I ask this because meat and dairy farming has a hugely negative impact on the environment. People with your eco-friendly enthusiasm will know this already and will have taken steps to avoid using such products. However, given how authentic everything at the breakfast buffet looked, smelled and tasted, you’ve clearly made incredible breakthroughs in perfecting synthetic vegan substitutes for these common foodstuffs, something countless people are working on. Would you be willing to share your procedures or suppliers with the wider world? There’s a huge market for this, and the environmental benefits would be way beyond that gleaned from reduced towel washing.

  • Related; where do you get your solar panels? You insist that excess towel washing uses too much energy and thus harms the planet, but during my stay the use of lighting in your hotel seemed rather extravagant. The reception area was very bright, there were over a dozen separate bulbs in my single-occupant room, the bar area had all manner of flashing decorations blazing for the enjoyment of the seven customers, and there was the huge illuminated sign at the front of the building.

Given your attitudes to energy wastage, I’m assuming all these lights were run from solar panels? But given the amount of energy being used and the general OK-but-could-be-better energy efficiency of most modern solar panels, you must be using a vastly superior model to those accessible to most people. This is particularly true because it was night time when I arrived, suggesting your solar panels work in the dark, which is all kinds of impressive/worrying. So, if you could share the specs with the wider world, the environmental benefits could be astronomical.

Of course, I could be wrong about your use of solar panels. It could be that you have a miniature nuclear reactor in the basement/on the roof to power the building. I feel like this is the sort of thing you should tell guests about though. You’re conscientious enough to tell people there may be nuts in the items on the room service menu, so surely you wouldn’t forget to tell people they’re sleeping within metres of a contained atomic explosion? Just a thought.

I hope you will respond with all the information requested above. Your gung-ho eco-enthusiasm, combined with your revolutionary approaches to the service industry, could be instrumental in saving the planet, if you were just willing to be a little more open.
Unless you’re just using environmental concerns as a front to cut down on laundry bills. But I’d never accuse you of that sort of hypocrisy.
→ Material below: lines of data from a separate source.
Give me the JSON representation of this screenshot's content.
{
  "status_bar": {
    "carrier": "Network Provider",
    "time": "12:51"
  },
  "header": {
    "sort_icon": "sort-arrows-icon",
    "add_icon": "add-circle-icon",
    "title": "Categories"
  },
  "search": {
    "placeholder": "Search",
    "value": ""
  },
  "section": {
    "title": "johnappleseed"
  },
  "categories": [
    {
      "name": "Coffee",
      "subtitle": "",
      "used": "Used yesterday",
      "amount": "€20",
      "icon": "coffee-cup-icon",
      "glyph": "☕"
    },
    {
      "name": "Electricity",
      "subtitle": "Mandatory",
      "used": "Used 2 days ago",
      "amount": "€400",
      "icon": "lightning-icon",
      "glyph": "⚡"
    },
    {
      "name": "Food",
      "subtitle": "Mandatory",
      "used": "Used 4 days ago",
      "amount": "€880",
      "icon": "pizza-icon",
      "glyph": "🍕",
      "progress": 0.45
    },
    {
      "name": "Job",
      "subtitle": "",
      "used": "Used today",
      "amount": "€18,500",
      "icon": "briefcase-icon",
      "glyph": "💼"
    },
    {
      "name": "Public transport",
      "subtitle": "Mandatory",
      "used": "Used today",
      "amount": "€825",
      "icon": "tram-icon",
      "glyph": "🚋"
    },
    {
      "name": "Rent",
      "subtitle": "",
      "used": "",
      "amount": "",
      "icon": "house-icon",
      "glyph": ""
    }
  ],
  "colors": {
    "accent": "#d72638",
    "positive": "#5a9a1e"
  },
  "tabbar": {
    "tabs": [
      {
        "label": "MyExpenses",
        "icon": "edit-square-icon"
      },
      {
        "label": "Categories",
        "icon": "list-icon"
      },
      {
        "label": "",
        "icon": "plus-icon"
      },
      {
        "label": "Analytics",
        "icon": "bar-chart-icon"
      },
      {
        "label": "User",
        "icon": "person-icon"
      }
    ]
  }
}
That would be awful.

Dean Burnett has stayed in many hotels because he’s been touring to promote his new book, The Happy Brain. Help reduce his carbon footprint and by it now. Available in the UK, US and Canada.